[Opening Data to use section]

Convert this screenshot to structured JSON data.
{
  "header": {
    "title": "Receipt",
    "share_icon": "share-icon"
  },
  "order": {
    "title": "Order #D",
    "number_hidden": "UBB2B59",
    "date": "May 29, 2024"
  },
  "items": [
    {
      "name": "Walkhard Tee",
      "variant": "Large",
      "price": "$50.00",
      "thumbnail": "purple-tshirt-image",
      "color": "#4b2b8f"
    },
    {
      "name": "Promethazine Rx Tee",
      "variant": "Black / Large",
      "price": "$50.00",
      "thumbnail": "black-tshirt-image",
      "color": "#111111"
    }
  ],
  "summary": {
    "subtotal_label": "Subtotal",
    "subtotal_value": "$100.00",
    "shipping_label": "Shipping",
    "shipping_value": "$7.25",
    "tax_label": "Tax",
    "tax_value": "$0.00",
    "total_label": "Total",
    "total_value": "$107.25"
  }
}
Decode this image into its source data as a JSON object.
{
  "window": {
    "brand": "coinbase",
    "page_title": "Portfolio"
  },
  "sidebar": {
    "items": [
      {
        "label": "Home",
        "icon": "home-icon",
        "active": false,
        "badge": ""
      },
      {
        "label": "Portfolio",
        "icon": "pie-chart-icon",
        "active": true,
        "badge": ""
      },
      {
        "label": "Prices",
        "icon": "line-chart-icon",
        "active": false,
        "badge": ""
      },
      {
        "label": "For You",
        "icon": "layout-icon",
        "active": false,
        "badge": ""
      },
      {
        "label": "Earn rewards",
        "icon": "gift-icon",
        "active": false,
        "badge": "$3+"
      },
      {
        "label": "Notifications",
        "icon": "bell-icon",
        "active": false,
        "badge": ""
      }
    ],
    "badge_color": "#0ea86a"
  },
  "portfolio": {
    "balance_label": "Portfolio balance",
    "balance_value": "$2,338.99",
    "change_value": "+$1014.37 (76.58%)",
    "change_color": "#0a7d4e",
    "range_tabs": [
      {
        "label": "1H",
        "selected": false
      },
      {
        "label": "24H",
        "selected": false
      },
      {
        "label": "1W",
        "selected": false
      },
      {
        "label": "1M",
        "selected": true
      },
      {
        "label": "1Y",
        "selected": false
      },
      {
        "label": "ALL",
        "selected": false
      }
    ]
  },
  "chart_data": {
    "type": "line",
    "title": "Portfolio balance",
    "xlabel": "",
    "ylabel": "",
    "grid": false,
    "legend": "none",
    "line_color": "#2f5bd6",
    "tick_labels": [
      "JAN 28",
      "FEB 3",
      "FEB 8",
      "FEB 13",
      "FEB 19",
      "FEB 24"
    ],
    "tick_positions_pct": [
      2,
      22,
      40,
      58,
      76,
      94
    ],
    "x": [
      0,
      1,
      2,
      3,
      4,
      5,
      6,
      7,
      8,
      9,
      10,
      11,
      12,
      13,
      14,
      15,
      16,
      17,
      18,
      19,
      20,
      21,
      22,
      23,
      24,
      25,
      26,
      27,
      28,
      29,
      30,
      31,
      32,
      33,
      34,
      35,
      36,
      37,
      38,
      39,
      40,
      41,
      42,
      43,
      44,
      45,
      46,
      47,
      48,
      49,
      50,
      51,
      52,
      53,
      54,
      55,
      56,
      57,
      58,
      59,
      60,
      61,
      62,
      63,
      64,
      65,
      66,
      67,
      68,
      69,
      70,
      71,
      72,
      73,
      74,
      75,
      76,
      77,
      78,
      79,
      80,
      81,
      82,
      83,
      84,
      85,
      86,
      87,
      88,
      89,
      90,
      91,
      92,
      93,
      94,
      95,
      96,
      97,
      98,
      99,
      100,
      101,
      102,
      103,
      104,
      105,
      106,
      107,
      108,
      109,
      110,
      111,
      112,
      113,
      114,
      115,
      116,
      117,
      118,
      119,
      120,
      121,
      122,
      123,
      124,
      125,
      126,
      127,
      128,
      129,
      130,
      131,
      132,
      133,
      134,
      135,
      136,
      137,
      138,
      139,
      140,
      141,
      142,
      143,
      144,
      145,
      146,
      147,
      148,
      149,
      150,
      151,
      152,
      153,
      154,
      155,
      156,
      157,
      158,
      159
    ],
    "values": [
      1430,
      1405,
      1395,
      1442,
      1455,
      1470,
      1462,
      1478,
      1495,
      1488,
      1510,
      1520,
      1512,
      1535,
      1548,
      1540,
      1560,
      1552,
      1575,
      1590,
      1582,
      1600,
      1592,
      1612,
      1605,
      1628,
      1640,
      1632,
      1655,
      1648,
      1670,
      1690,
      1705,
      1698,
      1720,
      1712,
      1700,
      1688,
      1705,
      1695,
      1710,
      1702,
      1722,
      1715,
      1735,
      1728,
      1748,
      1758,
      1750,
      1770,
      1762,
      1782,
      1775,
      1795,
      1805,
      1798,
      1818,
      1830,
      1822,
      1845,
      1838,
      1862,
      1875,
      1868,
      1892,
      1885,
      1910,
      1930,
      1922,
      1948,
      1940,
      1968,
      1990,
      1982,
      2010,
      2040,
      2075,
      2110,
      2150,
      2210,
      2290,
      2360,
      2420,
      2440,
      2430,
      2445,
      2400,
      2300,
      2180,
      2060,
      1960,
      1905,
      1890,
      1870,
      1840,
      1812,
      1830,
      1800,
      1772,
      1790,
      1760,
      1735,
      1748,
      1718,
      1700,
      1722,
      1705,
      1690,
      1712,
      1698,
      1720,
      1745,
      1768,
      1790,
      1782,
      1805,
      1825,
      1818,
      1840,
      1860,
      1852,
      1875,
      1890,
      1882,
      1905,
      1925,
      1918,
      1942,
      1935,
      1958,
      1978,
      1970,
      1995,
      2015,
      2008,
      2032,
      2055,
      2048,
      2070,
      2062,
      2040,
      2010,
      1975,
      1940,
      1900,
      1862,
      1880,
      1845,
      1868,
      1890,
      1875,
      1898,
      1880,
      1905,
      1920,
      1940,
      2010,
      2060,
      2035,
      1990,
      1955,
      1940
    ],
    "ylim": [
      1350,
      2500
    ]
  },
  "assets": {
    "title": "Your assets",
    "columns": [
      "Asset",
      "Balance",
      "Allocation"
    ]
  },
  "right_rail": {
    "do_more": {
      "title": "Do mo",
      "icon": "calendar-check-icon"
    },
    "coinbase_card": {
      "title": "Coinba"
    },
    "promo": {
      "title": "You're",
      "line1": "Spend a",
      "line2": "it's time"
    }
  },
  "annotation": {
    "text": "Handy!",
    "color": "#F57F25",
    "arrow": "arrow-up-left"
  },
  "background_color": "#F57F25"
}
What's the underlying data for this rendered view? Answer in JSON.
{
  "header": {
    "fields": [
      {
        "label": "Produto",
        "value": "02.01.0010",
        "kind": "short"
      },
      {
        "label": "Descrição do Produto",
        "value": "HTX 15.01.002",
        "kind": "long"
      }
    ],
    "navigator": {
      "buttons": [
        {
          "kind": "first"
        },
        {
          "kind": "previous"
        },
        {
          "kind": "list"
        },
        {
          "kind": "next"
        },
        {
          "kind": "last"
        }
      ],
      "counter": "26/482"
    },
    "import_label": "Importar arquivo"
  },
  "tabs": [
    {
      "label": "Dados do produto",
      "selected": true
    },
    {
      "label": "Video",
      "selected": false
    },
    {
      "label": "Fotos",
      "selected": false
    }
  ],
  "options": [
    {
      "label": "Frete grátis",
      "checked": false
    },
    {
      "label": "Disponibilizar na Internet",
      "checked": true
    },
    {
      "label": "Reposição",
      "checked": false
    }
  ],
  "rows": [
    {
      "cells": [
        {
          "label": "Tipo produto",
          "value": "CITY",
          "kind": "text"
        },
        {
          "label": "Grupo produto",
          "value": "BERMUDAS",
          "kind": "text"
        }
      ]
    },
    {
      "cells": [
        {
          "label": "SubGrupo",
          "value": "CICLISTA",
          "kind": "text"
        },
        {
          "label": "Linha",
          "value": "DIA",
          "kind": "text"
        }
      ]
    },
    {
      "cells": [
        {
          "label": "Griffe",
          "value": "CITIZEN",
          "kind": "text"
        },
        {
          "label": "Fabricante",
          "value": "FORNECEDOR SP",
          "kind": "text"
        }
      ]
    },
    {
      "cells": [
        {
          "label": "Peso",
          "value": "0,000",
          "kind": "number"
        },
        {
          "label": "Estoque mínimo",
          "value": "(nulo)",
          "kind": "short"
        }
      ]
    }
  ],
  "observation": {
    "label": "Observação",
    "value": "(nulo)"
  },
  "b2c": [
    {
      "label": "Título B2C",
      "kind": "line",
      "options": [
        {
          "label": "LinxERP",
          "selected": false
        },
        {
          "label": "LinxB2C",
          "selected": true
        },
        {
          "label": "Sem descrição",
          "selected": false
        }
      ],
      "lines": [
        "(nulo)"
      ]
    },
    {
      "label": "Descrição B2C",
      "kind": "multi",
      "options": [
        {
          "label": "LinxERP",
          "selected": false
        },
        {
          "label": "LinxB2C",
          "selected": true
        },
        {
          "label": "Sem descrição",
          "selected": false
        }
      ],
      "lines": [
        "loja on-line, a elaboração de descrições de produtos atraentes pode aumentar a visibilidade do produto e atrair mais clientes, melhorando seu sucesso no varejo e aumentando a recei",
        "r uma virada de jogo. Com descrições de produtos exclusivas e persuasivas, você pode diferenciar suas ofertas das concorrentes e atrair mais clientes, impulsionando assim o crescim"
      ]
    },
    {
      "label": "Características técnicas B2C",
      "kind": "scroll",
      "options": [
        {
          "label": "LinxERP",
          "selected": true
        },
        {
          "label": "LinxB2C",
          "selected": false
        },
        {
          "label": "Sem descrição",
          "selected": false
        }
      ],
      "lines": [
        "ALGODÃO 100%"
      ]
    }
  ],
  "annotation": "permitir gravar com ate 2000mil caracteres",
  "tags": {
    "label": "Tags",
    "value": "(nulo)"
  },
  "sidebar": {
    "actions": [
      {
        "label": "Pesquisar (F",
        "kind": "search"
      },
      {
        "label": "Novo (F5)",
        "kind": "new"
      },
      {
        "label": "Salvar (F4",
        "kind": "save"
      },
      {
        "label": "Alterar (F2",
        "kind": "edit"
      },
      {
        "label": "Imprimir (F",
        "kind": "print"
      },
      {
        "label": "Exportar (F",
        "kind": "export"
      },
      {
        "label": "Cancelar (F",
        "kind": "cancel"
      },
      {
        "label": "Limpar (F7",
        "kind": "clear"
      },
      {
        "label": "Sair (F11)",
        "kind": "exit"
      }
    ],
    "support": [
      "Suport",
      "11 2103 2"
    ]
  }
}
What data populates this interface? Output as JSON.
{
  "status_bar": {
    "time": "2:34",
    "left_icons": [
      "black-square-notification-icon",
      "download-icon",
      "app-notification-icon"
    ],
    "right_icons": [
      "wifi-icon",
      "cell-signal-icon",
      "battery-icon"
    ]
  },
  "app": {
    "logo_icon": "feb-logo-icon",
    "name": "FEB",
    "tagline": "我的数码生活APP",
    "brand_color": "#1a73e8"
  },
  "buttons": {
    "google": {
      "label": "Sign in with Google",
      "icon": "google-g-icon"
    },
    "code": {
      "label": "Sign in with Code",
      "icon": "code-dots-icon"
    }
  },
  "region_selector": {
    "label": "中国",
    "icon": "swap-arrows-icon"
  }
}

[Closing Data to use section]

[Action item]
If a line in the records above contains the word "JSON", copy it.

[Task solution]
Convert this screenshot to structured JSON data.
Decode this image into its source data as a JSON object.
What's the underlying data for this rendered view? Answer in JSON.
What data populates this interface? Output as JSON.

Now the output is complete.